— Work instructions —
Output the line containing "Serialize everything readable" and each line after it through the end of the data, exactly as written, with pictures left out.

— Entries from a dataset of interfaces —
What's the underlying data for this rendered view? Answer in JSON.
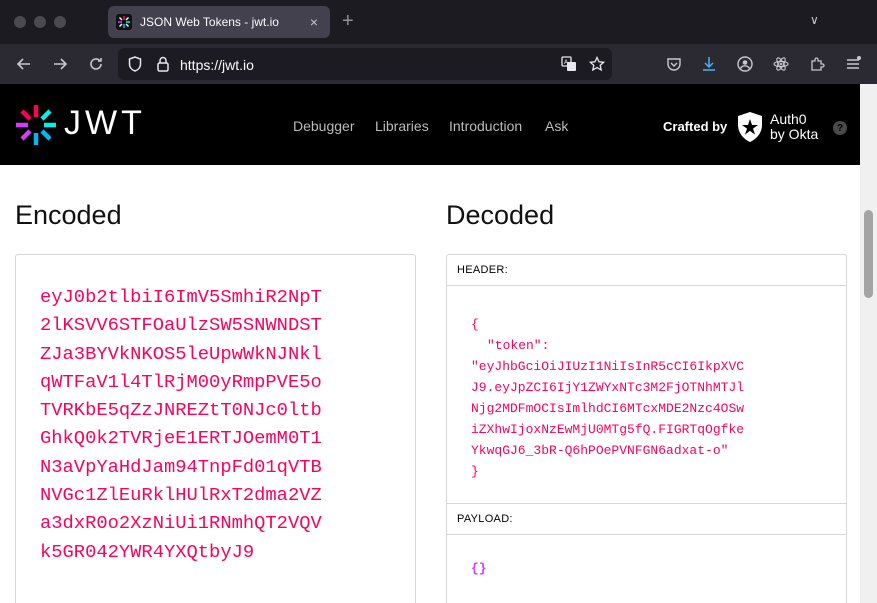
{
  "browser": {
    "tab_title": "JSON Web Tokens - jwt.io",
    "tab_close": "×",
    "new_tab": "+",
    "tab_list": "∨",
    "url": "https://jwt.io"
  },
  "site": {
    "logo_text": "JWT",
    "menu": [
      "Debugger",
      "Libraries",
      "Introduction",
      "Ask"
    ],
    "crafted_by": "Crafted by",
    "auth0_line1": "Auth0",
    "auth0_line2": "by Okta",
    "help": "?"
  },
  "encoded": {
    "title": "Encoded",
    "lines": [
      "eyJ0b2tlbiI6ImV5SmhiR2NpT",
      "2lKSVV6STFOaUlzSW5SNWNDST",
      "ZJa3BYVkNKOS5leUpwWkNJNkl",
      "qWTFaV1l4TlRjM00yRmpPVE5o",
      "TVRKbE5qZzJNREZtT0NJc0ltb",
      "GhkQ0k2TVRjeE1ERTJOemM0T1",
      "N3aVpYaHdJam94TnpFd01qVTB",
      "NVGc1ZlEuRklHUlRxT2dma2VZ",
      "a3dxR0o2XzNiUi1RNmhQT2VQV",
      "k5GR042YWR4YXQtbyJ9"
    ]
  },
  "decoded": {
    "title": "Decoded",
    "header_label": "HEADER:",
    "header_open": "{",
    "header_key": "\"token\":",
    "header_value_lines": [
      "\"eyJhbGciOiJIUzI1NiIsInR5cCI6IkpXVC",
      "J9.eyJpZCI6IjY1ZWYxNTc3M2FjOTNhMTJl",
      "Njg2MDFmOCIsImlhdCI6MTcxMDE2Nzc4OSw",
      "iZXhwIjoxNzEwMjU0MTg5fQ.FIGRTqOgfke",
      "YkwqGJ6_3bR-Q6hPOePVNFGN6adxat-o\""
    ],
    "header_close": "}",
    "payload_label": "PAYLOAD:",
    "payload_value": "{}"
  }
}
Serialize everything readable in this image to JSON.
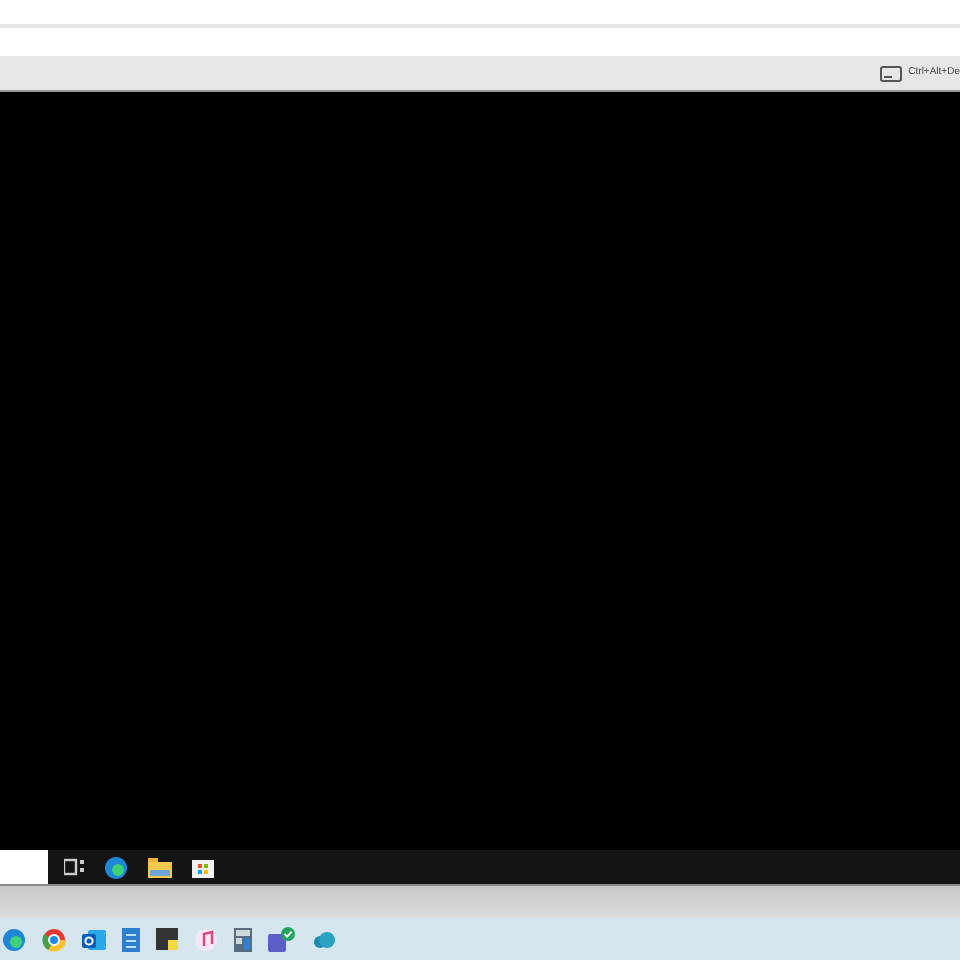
{
  "toolbar": {
    "ctrl_alt_del_label": "Ctrl+Alt+De"
  }
}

— Answer to this problem —
Serialize everything readable in this image to JSON.
{
  "toolbar": {
    "ctrl_alt_del_label": "Ctrl+Alt+De"
  }
}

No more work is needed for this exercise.